I think the neck is still a little clunkier than I’d like so over Christmas I’m going to take it down a bit. I may shorten the end piece some as well. Still to do – drill and ream the peg holes, shape the pegs, stretch the goatskin on the bowl. Getting there.
I came across this version of Forked Deer (that’s pronounced fork-kid) tonight surfing around on YouTube. I really like the relaxed pace on this one – a lot of versions of this tune seem to be played at lightning speed. The fiddler here is Joe Sites.
I’ve been listening to various versions of this one because I’m trying to learn it on clawhammer.
Regular readers of this blog know I attended the Midwest Banjo Camp back in June. I noticed they posted a few videos last week from this year’s camp concerts. There were two faculty concerts, once on the Friday and the other on the Saturday evening.
Here’s Chuck Levy with Erynn Marshall…
Chuck led the slow jams, which were handy for the “jam challenged” players (like me). I’ve been learning pretty much in isolation and haven’t had much jam experience. I participated in a couple of Chuck’s slow jams, and found them to be a really good confidence booster. I finally felt comfortable enough to start playing in intermediate jams. While I found some of the tunes difficult to jump in and play along to, I surprised myself in managing to find something to play in most of the tunes – and in some other tunes I was able to play with some confidence.
Here’s Adam Hurt with Mike Compton on mandolin. Adam Hurt is a very strong teacher as well as being a great player. I took his class on fills where we started with a basic melody and inserted various fills to build an arrangement.
Then there were the Bluegrass guys. There were some very fine Scruggs-style players at camp.
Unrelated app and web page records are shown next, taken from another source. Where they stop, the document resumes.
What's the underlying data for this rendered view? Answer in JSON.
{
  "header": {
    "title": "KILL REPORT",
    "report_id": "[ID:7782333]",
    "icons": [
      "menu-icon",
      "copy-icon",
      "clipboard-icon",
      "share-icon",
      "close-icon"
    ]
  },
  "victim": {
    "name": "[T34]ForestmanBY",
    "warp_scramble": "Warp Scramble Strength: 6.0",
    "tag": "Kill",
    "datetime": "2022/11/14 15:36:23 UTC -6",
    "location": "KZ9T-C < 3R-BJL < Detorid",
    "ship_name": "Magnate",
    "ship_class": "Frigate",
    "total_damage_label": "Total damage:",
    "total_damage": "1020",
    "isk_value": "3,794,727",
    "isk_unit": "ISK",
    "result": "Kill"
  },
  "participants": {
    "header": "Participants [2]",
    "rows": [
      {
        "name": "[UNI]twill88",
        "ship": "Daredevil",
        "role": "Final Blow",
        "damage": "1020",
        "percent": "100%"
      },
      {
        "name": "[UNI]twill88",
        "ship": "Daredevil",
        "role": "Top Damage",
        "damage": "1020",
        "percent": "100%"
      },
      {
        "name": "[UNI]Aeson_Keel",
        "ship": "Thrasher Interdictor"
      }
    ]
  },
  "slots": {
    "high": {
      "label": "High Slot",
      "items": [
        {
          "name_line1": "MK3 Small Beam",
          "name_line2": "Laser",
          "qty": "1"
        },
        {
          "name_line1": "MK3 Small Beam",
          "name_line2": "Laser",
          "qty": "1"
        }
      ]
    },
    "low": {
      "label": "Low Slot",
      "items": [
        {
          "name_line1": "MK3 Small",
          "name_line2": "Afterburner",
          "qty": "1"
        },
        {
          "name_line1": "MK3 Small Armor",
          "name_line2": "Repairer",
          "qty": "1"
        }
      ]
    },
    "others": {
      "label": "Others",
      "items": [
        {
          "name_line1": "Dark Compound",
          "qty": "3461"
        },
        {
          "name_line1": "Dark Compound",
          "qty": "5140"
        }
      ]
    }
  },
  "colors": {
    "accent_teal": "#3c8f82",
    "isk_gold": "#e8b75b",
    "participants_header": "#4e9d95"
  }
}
I took one class at camp from Joe Newberry – all about the Galax lick. He’s a very likeable fellow. I was impressed Joe took the trouble to learn everyone’s name. He taught by ear and was really good at making sure everyone in the class got down what he was teaching.
Here’s Joe with Bruce Molsky, Mike Compton and more playing Rockingham Cindy.
I hope they post more videos soon – these brought me right back to camp.
The piano may do for love-sick girls who lace themselves to skeletons, and lunch on chalk, pickles and slate pencils. But give me the banjo. Gottschalk compared to Sam Pride or Charley Rhoades, is as a Dashaway cocktail to a hot whisky punch. When you want genuine music — music that will come right home to you like a bad quarter, suffuse your system like strychnine whisky, go right through you like Brandreth’s pills, ramify your whole constitution like the measles, and break out on your hide like the pin-feather pimples on a picked goose, — when you want all this, just smash your piano, and invoke the glory-beaming banjo!
– “Enthusiastic Eloquence,” San Francisco Dramatic Chronicle, 23 June 1865